+++ The records

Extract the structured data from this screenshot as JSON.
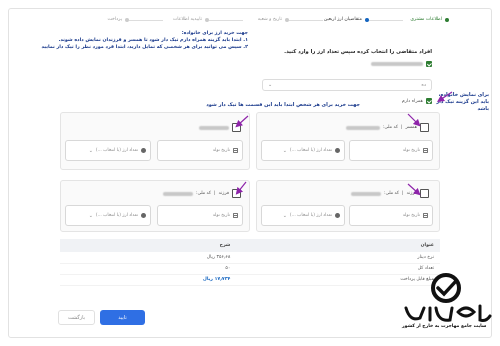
{
  "stepper": [
    {
      "label": "اطلاعات مشتری",
      "state": "done"
    },
    {
      "label": "متقاضیان ارز اربعین",
      "state": "active"
    },
    {
      "label": "تاریخ و شعبه",
      "state": "pending"
    },
    {
      "label": "تاییدیه اطلاعات",
      "state": "pending"
    },
    {
      "label": "پرداخت",
      "state": "pending"
    }
  ],
  "note": {
    "title": "جهت خرید ارز برای خانواده:",
    "line1": "۱. ابتدا باید گزینه همراه دارم تیک دار شود تا همسر و فرزندان نمایش داده شوند.",
    "line2": "۲. سپس می توانید برای هر شخصی که تمایل دارید، ابتدا فرد مورد نظر را تیک دار نمایید"
  },
  "question": "افراد متقاضی را انتخاب کرده سپس تعداد ارز را وارد کنید.",
  "applicant_select_value": "ده",
  "companion_label": "همراه دارم",
  "side_note": "برای نمایش خانواده، باید این گزینه تیک دار باشد",
  "member_note": "جهت خرید برای هر شخص ابتدا باید این قسمت ها تیک دار شود",
  "members": [
    {
      "relation": "همسر",
      "code_label": "کد ملی:"
    },
    {
      "relation": "",
      "code_label": ""
    },
    {
      "relation": "فرزند",
      "code_label": "کد ملی:"
    },
    {
      "relation": "فرزند",
      "code_label": "کد ملی:"
    }
  ],
  "fields": {
    "birth_date": "تاریخ تولد",
    "currency_placeholder": "تعداد ارز (با انتخاب ...)"
  },
  "table": {
    "col_title": "عنوان",
    "col_desc": "شرح",
    "rows": [
      {
        "title": "نرخ دینار",
        "desc": "۳۵۶٫۶۸",
        "unit": "ریال",
        "highlight": false
      },
      {
        "title": "تعداد کل",
        "desc": "۵۰",
        "unit": "",
        "highlight": false
      },
      {
        "title": "مبلغ قابل پرداخت",
        "desc": "۱۷٫۷۳۴",
        "unit": "ریال",
        "highlight": true
      }
    ]
  },
  "buttons": {
    "confirm": "تایید",
    "back": "بازگشت"
  },
  "logo": {
    "brand": "اپلای تو",
    "tagline": "سایت جامع مهاجرت به خارج از کشور"
  },
  "colors": {
    "accent": "#2f6fe4",
    "arrow": "#8e24aa",
    "success": "#2e7d32",
    "note": "#1a3a8c"
  }
}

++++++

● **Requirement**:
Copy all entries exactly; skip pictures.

● **Task result**:
Extract the structured data from this screenshot as JSON.
{
  "stepper": [
    {
      "label": "اطلاعات مشتری",
      "state": "done"
    },
    {
      "label": "متقاضیان ارز اربعین",
      "state": "active"
    },
    {
      "label": "تاریخ و شعبه",
      "state": "pending"
    },
    {
      "label": "تاییدیه اطلاعات",
      "state": "pending"
    },
    {
      "label": "پرداخت",
      "state": "pending"
    }
  ],
  "note": {
    "title": "جهت خرید ارز برای خانواده:",
    "line1": "۱. ابتدا باید گزینه همراه دارم تیک دار شود تا همسر و فرزندان نمایش داده شوند.",
    "line2": "۲. سپس می توانید برای هر شخصی که تمایل دارید، ابتدا فرد مورد نظر را تیک دار نمایید"
  },
  "question": "افراد متقاضی را انتخاب کرده سپس تعداد ارز را وارد کنید.",
  "applicant_select_value": "ده",
  "companion_label": "همراه دارم",
  "side_note": "برای نمایش خانواده، باید این گزینه تیک دار باشد",
  "member_note": "جهت خرید برای هر شخص ابتدا باید این قسمت ها تیک دار شود",
  "members": [
    {
      "relation": "همسر",
      "code_label": "کد ملی:"
    },
    {
      "relation": "",
      "code_label": ""
    },
    {
      "relation": "فرزند",
      "code_label": "کد ملی:"
    },
    {
      "relation": "فرزند",
      "code_label": "کد ملی:"
    }
  ],
  "fields": {
    "birth_date": "تاریخ تولد",
    "currency_placeholder": "تعداد ارز (با انتخاب ...)"
  },
  "table": {
    "col_title": "عنوان",
    "col_desc": "شرح",
    "rows": [
      {
        "title": "نرخ دینار",
        "desc": "۳۵۶٫۶۸",
        "unit": "ریال",
        "highlight": false
      },
      {
        "title": "تعداد کل",
        "desc": "۵۰",
        "unit": "",
        "highlight": false
      },
      {
        "title": "مبلغ قابل پرداخت",
        "desc": "۱۷٫۷۳۴",
        "unit": "ریال",
        "highlight": true
      }
    ]
  },
  "buttons": {
    "confirm": "تایید",
    "back": "بازگشت"
  },
  "logo": {
    "brand": "اپلای تو",
    "tagline": "سایت جامع مهاجرت به خارج از کشور"
  },
  "colors": {
    "accent": "#2f6fe4",
    "arrow": "#8e24aa",
    "success": "#2e7d32",
    "note": "#1a3a8c"
  }
}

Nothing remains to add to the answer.